To date, it seems only the fitness brands can make the smart watch segment work for them, and while attention might have been diverted elsewhere recently, Garmin is having another crack.
Despite the fact revenues are increasing, shipments are increasing, and the usability of the devices are constantly improving, this segment has never really taken off. All positive steps forward have been small rather than industry shaking. Perhaps this was a product which was just ahead of its time, waiting for other technological advancements to catch up. One of these advancements is featuring prominently in the new Garmin launch.
“The vívoactive 3 Music with 4G LTE connectivity gives you everything you need from your phone – safety features, text messaging and the ability to download and listen to music – now on your watch, so customers can leave their phones behind with confidence,” said Dan Bartel, Garmin VP of Global Consumer Sales.
“Designed for customers who lead an active lifestyle, we’re excited to introduce these new safety and communication features to the Verizon-connected vívoactive 3 Music to give added peace of mind on the go, so leaving your phone at home can be a choice instead of a cause for panic.”
This new device, the vívoactive 3 Music, will be priced at $299.99 (the north-end of affordability for mass market) and will run on Verizon’s 4G network. The device will feature the same fitness and tracking capabilities as previous generations, as well as a contactless payment solution enabled by FitPay and the ability to download playlists from from third-party music services like Deezer and Spotify. Battery life is up to five days in smart watch mode or four hours when running the GPS.
While it has now been addressed, standalone connectivity was the first barrier to adoption for the smart watch segment. Why would you bother having a smart watch when you had to carry your phone around with you? It tells you the time, so does your phone. It plays music, so does your phone. It took phone calls and replied to messages, so does your phone. If the watch is tethered to your phone, what was the point in it?
In years gone, the fitness niche found success. Fitness tracking, both geographical and health monitoring, was an area of success allowing companies such as Garmin and Fitbit to make profits while others who focused on communications features or attempting to appeal to the fashion conscious struggled to make any notable progress. What Garmin and Fitbit did was not to compete with traditional watchmakers or smartphone manufacturers but create an additional segment. It might have been niche but has been growing steadily over the last couple of years, alongside the much slower (but increasingly more prominent) mass market acceptance of smart watches on the whole.
When you look at the smart watch segment, there certainly has been growth. IDC forecast the worldwide wearables market to ship 122.6 million units in 2018, up 6.2% from the 115.4 million units in 2017, and estimates growth in this segment to hit total shipment volumes of 190.4 million units by 2022. While this is progress, these are not revolutionary sales numbers or even growth which suggests the segment is about to take off.
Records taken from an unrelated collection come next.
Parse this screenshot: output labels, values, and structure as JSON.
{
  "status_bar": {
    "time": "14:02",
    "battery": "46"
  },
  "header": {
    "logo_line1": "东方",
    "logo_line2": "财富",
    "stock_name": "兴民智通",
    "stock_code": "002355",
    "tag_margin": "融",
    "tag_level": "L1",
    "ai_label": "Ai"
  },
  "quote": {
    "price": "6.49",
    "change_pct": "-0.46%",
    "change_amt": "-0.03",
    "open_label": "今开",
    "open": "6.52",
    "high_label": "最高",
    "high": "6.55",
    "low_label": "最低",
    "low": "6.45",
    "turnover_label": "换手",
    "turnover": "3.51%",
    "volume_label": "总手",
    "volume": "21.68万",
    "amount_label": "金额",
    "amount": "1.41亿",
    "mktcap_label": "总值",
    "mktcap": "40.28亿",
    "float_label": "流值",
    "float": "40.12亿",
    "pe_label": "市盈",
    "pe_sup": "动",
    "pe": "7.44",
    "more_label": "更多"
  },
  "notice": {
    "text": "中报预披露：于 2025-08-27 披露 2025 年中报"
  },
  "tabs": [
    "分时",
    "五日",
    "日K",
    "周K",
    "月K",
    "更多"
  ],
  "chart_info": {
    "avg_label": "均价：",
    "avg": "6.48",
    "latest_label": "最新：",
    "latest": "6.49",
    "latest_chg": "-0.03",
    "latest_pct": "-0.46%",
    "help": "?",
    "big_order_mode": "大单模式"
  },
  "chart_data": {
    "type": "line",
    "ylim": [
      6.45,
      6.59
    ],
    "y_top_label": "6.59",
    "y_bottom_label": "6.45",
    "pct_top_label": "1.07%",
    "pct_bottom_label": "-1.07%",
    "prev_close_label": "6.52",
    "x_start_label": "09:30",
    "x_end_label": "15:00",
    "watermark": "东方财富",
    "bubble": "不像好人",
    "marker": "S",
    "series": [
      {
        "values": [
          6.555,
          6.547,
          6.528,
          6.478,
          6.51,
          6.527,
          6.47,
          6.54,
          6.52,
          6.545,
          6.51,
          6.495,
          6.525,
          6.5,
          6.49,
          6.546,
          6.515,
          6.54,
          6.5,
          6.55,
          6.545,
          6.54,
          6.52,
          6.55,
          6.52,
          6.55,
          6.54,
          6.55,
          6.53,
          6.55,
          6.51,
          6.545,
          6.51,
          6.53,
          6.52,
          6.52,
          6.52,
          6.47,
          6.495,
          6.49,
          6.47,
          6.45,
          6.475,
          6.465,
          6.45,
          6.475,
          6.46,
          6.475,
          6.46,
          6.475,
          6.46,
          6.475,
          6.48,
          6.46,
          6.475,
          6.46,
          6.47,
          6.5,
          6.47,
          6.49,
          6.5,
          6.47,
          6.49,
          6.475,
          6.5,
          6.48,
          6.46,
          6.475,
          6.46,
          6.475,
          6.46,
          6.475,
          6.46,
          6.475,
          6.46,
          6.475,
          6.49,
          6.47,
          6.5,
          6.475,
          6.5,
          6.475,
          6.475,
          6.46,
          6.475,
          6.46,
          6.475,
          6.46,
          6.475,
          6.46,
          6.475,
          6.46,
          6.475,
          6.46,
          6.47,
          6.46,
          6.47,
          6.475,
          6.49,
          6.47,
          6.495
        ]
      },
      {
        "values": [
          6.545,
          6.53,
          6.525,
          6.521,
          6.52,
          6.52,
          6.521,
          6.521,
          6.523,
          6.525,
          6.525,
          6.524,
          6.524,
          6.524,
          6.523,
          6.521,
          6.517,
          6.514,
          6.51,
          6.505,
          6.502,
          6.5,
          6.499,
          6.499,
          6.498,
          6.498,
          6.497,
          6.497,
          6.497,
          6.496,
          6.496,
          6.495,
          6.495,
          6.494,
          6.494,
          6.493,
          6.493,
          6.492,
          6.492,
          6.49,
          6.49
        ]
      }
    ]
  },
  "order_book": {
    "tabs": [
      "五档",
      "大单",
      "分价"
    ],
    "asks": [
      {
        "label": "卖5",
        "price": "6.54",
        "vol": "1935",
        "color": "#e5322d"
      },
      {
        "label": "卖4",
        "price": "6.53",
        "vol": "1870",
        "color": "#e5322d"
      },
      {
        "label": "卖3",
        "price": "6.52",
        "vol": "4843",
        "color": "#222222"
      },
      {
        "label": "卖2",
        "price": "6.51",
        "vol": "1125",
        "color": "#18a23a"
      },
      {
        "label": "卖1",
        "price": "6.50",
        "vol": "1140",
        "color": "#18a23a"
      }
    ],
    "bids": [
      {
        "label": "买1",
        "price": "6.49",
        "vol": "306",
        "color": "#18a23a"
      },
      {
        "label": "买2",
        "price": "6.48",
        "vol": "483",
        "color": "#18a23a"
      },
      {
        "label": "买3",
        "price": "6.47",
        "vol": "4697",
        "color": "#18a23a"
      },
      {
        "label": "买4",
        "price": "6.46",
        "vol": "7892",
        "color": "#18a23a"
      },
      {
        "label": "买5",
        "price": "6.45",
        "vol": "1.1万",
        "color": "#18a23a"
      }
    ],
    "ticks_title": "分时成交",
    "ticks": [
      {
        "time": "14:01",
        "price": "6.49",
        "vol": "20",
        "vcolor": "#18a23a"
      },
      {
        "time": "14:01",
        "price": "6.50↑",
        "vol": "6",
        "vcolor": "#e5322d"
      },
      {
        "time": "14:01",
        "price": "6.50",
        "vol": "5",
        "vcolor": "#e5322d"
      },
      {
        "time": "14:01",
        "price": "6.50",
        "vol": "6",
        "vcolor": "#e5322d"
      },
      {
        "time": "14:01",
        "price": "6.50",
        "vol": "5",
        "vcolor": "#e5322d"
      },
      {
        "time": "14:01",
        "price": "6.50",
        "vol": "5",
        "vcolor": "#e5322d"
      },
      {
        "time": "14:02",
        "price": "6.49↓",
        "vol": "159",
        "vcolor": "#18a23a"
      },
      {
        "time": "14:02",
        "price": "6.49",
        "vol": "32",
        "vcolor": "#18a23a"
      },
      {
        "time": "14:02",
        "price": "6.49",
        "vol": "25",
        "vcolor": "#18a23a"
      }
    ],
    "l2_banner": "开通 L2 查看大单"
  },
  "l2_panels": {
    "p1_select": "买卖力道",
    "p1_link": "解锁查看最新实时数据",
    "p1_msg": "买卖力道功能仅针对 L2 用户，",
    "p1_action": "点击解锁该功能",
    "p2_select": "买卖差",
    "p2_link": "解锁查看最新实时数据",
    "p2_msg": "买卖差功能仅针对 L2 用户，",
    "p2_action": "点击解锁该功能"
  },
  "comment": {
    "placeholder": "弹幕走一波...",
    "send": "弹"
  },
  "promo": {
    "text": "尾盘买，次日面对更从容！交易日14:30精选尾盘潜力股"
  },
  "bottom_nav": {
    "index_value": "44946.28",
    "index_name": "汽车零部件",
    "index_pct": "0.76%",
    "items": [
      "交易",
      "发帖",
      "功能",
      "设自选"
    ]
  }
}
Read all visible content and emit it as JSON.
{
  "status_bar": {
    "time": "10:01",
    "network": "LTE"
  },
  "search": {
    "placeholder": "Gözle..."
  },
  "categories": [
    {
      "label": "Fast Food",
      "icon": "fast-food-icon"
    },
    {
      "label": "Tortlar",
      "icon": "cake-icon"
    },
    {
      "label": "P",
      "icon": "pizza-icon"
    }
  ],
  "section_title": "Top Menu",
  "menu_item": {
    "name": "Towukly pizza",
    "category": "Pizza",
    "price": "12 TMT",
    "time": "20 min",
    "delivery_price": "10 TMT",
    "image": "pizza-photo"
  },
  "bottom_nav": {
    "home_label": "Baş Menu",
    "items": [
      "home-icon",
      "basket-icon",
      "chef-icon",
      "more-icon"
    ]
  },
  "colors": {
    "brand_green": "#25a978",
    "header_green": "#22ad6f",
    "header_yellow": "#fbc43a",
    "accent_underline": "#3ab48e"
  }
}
Nowadays standalone connectivity is not a new thing, however Garmin has an established (and successful) brand in the smart watch segment, as well as a loyal customer base to push the new features onto. Whether this is enough of a pull to take smart watches to the next level remains to be seen, but if experience is anything to go by, the niche players will certainly help validate the smart watch in today’s society.